Winter driving (and sliding) at Porsche’s Camp4 Canada
Porsche’s latest new-gen 911 touches down first at winter driving school that gives well-heeled enthusiasts low-speed thrills with big fast toys on slippery white playground
When you're driving in serious winter conditions on the street, and are properly looking well down the road, you don't want to be looking out your side window. That's a bad sign that something's gone very wrong, and you're about to have an expensive and perhaps dangerous crunch. At Porsche's Camp4 Canada winter driving school, if you manage not to loop it, looking out the side window gives you bonus points.
As the snow flew all around us on one of four specially prepared snow tracks, we had the back end of our various Porsches oversteering so much that our driver's side window practically begged for its own windshield wiper. This school is all about high-end, tail-out fun, which happens at very low speeds when you're sliding across frozen lakes and through carved-out tunnels of snow at Mécaglisse in the Laurentian mountains, about an hour's drive north of Montreal.

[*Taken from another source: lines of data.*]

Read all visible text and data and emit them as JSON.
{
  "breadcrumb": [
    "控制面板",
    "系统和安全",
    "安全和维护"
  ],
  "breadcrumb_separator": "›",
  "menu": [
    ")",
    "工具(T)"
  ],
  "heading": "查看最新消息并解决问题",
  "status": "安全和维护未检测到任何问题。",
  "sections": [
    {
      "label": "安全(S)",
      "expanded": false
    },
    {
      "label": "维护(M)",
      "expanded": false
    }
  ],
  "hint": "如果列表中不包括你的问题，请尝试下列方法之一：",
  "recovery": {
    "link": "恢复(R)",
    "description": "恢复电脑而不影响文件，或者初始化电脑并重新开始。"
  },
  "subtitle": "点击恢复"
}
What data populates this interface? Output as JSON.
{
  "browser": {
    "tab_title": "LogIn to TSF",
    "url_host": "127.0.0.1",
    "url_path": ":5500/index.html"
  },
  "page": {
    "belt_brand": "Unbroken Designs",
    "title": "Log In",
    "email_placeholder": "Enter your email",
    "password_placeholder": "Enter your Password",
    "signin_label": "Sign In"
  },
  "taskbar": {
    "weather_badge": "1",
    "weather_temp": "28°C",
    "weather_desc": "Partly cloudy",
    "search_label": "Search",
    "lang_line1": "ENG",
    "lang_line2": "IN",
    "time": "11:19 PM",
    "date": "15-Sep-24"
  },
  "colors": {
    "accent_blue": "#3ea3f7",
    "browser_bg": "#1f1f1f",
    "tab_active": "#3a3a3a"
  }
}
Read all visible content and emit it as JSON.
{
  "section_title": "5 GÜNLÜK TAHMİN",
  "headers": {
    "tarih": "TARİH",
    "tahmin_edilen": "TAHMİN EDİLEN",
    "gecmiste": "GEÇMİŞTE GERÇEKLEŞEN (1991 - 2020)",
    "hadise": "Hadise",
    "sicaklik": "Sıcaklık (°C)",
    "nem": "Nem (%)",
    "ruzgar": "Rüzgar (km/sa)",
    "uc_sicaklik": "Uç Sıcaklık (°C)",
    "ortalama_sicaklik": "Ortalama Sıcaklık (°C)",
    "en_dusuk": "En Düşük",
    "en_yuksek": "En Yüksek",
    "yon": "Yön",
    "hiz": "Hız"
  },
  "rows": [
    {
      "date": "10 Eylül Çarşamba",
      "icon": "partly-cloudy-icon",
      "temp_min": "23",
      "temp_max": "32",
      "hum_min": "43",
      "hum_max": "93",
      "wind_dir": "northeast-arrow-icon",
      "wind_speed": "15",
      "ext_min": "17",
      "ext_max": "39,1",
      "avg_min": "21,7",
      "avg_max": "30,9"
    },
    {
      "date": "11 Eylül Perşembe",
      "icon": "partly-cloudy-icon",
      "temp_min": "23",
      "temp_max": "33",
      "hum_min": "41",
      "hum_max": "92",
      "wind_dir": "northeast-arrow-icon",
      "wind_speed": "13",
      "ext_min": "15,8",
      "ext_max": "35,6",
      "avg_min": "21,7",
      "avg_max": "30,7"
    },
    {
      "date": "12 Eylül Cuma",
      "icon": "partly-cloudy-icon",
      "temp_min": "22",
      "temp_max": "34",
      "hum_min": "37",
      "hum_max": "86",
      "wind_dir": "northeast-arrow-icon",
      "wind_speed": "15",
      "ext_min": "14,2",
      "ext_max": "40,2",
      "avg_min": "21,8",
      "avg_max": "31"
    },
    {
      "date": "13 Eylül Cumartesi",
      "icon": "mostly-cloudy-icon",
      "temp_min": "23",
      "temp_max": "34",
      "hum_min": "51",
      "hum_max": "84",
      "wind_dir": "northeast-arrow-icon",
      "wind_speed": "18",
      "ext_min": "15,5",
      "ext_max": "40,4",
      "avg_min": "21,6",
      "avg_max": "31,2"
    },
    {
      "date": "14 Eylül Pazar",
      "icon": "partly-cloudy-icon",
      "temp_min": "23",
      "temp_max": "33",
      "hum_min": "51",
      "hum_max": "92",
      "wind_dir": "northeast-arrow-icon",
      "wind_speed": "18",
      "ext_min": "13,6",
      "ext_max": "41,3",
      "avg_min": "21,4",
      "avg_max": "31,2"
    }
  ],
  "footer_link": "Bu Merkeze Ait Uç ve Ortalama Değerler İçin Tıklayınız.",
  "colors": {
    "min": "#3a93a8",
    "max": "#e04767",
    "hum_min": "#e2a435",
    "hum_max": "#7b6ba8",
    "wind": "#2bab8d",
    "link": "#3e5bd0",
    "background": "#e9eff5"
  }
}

Most notably, this annual winter driving school done over 10 days in early February was the first touch down of the new generation Porsche 911 in Canada. This 2013 Carrera S coupe was part of a 20-car strong fleet dedicated to the school, this year featuring the new 991-generation CS, the mid-engine Cayman S coupe and a 2012 911 GTS convertible.
Winter school offers first drive and glimpse of new 911, for a lucky few
It's not a course for the faint of heart, or light of wallet. At a starting price of $4,995, and $5,495 for the more advanced 4S course for those who attended the school's opening Camp4 Canada year in 2011, or other advanced Porsche driving courses around the world. That price includes two or three nights of fine dining, dinner wines and accommodations, but doesn't include transportation to the luxurious but out-of-the-way Estérel resort.
It may be easier to convince the corporate planner at your workplace to shell out the $75,000 price for a day of corporate training, should you be so lucky as to work at a place where the suggestion to play with high-end Porsche sports cars in the snow as a team-building exercise would be anywhere near the realm of possibility.
For as important as winter driving safety is to individuals and companies alike, the Camp4 Canada courses are really more about driving pleasure and pampering than finely sharpening winter road safety skills. All the school's Porsches use serious Nokian winter tires with 1.5-mm studs, which are illegal in most parts of the country. These studs help the tires cling better to snow and ice, but drives up the threshold one has to push to probe their limits — and well past the level any sane driver would try on unpredictable public roads.
"We have to entertain," said Camp4 leader Kai Eberhard Riemer, who came last year from the Camp4 school in Finland to help launch Porsche's first winter school in North America. "Sure, it's to learn, but we have to have fun," And there's a method to the tail-out, grin-inducing madness, he says, quoting long-time Porsche driver and rally legend Walter Röhrl: "The true art of car control is felt in an unstable way of driving."
And this enthusiast winter wonderland is all about controlled instability.
A 1967 Shelby GT500 Super Snake sold for $1.3 million. Do you think classic cars were made better than modern rides?
Thanks for being one of the first people to vote. Results will be available soon. Check for results
- Yes, the quality of cars from the 1960s and '70s is the best
- No, modern technology makes cars better today
- Maybe, it's hard to say since most Canadians get a new car every 10 years